[Data records for software interfaces]
::::
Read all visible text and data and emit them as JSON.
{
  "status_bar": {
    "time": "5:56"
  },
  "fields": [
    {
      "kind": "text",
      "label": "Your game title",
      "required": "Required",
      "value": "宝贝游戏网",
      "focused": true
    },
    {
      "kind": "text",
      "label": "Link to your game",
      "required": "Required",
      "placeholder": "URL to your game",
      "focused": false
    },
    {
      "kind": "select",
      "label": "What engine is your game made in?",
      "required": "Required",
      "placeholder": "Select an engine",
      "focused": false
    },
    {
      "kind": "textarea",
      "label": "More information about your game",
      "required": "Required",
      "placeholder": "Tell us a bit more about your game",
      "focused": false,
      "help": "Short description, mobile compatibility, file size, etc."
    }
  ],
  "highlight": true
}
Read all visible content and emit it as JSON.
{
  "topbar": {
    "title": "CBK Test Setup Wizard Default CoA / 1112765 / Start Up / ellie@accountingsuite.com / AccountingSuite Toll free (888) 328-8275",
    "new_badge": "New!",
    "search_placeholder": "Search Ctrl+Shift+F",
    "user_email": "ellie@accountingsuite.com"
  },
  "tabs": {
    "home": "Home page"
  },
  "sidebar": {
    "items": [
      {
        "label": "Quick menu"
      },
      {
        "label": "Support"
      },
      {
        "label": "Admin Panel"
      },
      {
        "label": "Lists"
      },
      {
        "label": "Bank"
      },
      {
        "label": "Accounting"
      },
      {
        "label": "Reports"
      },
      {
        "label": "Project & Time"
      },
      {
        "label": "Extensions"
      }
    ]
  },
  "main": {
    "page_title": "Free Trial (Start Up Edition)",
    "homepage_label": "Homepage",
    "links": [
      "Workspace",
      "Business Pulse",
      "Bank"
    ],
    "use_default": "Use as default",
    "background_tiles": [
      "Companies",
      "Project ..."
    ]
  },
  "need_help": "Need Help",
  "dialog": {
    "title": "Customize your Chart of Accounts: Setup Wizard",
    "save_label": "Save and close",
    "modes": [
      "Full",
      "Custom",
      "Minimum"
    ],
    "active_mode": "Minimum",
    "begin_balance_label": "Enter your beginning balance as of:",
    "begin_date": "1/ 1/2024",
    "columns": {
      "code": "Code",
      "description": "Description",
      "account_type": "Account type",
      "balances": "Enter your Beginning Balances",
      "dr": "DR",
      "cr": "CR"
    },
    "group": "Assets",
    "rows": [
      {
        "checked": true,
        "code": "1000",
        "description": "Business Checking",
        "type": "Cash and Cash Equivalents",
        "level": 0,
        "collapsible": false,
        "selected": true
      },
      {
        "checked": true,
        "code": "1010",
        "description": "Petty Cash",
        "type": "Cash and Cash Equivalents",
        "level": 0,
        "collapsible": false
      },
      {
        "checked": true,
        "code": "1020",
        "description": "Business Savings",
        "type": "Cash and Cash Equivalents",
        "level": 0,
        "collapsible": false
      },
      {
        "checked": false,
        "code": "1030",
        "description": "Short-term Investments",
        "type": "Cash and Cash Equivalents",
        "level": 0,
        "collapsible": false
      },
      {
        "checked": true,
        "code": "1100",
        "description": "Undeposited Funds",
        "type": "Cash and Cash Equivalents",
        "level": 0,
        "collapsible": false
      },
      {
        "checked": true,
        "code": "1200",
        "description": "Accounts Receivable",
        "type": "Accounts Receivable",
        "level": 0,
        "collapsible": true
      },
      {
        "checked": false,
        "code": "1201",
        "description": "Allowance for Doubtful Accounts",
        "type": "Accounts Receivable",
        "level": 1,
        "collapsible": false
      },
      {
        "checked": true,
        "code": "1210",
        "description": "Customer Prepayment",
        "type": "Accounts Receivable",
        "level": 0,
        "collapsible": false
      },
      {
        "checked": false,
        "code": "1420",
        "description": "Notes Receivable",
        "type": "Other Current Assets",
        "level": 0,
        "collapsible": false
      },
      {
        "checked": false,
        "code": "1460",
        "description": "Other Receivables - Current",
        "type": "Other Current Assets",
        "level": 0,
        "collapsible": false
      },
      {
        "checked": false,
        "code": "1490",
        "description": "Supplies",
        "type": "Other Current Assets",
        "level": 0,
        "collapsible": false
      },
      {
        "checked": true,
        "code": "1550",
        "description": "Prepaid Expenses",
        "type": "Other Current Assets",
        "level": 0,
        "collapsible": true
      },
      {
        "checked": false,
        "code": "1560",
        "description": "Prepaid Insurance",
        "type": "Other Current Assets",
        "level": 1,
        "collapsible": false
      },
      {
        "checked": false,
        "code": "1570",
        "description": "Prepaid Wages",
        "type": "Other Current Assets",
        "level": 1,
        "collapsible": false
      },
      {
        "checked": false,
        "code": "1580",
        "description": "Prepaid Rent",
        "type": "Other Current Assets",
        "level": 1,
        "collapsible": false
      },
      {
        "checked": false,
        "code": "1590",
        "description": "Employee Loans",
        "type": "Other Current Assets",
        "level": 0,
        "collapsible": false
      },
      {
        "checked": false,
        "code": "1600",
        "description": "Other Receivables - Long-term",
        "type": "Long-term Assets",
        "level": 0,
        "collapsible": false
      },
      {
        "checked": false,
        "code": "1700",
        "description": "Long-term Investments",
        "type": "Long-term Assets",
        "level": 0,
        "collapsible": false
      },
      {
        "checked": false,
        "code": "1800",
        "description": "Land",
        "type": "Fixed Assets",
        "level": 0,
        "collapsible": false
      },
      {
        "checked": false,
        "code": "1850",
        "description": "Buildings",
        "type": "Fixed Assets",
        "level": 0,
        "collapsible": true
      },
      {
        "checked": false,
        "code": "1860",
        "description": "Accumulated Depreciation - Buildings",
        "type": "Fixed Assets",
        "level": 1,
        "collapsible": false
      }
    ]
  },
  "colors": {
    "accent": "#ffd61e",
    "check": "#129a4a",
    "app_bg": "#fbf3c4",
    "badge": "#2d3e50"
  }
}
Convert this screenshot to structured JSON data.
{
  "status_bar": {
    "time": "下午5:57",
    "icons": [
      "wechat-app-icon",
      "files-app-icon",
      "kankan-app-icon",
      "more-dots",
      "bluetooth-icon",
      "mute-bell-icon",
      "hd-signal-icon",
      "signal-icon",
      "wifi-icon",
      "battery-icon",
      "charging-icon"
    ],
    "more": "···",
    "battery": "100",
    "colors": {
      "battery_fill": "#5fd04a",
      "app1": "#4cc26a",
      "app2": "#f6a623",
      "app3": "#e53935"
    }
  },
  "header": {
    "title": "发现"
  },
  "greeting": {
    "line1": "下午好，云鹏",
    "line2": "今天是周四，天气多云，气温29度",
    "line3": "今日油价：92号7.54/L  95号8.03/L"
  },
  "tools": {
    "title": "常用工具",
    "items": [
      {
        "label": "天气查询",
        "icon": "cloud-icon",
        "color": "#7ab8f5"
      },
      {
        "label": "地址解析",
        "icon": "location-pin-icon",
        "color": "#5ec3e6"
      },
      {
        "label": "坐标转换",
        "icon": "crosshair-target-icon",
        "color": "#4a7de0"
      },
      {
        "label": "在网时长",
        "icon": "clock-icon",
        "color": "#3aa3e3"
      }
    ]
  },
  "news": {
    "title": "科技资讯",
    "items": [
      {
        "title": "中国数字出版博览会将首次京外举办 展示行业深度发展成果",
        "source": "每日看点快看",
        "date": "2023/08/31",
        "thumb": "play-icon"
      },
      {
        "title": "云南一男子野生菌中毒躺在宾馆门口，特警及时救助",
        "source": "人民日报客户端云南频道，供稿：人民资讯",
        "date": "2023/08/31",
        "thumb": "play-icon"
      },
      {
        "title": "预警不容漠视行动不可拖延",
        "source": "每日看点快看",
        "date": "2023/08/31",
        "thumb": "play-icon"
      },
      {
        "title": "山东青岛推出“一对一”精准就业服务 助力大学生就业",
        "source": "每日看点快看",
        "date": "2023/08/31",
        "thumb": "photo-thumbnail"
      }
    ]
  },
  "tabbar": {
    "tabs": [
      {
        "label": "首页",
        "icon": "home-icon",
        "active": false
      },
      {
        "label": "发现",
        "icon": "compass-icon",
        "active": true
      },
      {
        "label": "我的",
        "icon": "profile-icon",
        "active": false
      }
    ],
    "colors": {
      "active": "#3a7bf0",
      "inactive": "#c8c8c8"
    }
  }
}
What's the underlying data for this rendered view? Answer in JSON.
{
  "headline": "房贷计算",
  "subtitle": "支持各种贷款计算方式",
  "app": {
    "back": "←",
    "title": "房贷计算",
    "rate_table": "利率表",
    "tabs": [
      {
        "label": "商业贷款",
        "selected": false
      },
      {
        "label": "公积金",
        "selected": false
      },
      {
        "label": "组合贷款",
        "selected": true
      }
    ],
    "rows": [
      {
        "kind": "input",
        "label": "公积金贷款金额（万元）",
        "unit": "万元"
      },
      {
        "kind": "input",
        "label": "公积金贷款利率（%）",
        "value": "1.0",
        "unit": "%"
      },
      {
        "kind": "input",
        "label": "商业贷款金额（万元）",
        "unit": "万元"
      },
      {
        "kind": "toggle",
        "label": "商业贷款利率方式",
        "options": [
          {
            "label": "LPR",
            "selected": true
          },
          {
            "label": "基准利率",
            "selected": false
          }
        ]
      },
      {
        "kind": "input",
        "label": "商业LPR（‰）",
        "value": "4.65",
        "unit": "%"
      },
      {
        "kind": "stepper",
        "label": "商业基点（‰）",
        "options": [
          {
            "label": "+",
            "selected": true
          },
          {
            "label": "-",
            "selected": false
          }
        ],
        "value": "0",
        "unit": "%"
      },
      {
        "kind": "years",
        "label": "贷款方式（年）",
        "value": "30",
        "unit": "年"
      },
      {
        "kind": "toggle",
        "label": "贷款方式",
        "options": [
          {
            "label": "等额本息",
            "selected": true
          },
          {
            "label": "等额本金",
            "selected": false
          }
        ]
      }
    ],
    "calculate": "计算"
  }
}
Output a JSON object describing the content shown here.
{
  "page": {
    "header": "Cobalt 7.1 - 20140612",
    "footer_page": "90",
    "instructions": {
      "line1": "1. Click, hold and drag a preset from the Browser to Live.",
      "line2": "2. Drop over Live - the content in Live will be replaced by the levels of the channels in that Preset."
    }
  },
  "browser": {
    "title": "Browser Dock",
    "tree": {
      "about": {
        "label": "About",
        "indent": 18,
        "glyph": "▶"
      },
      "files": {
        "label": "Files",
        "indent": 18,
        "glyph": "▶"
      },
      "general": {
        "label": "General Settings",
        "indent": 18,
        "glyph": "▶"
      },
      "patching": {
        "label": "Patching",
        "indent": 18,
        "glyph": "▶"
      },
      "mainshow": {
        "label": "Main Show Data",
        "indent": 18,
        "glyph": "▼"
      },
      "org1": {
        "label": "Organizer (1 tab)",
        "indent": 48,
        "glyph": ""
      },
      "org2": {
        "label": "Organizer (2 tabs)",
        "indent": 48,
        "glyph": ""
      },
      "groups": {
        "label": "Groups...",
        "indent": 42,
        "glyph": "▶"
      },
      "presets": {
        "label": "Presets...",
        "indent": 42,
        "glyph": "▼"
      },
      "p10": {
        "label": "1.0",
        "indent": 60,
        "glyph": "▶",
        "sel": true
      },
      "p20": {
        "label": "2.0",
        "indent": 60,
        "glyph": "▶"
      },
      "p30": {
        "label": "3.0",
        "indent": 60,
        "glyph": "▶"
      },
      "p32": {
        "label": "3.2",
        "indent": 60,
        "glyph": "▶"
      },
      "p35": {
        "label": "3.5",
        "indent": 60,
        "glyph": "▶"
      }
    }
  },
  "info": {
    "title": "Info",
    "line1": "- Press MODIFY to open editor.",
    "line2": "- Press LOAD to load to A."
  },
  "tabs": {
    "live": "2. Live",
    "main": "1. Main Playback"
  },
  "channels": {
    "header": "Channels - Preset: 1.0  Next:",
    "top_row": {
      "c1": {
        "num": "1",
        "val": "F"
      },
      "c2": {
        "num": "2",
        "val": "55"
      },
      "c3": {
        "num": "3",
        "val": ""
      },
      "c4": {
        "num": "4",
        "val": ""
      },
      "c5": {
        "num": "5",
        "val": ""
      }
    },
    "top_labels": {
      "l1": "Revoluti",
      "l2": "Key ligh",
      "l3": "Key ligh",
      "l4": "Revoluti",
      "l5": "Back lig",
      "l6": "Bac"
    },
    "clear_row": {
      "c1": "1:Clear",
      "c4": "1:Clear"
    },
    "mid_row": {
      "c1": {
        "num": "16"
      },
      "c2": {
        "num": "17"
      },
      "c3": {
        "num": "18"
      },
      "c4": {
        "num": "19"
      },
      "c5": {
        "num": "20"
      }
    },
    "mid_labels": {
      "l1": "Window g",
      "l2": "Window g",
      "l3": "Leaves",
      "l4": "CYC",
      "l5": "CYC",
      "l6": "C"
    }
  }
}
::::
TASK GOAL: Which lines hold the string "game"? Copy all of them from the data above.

THE ANSWER:
      "label": "Your game title",
      "label": "Link to your game",
      "placeholder": "URL to your game",
      "label": "What engine is your game made in?",
      "label": "More information about your game",
      "placeholder": "Tell us a bit more about your game",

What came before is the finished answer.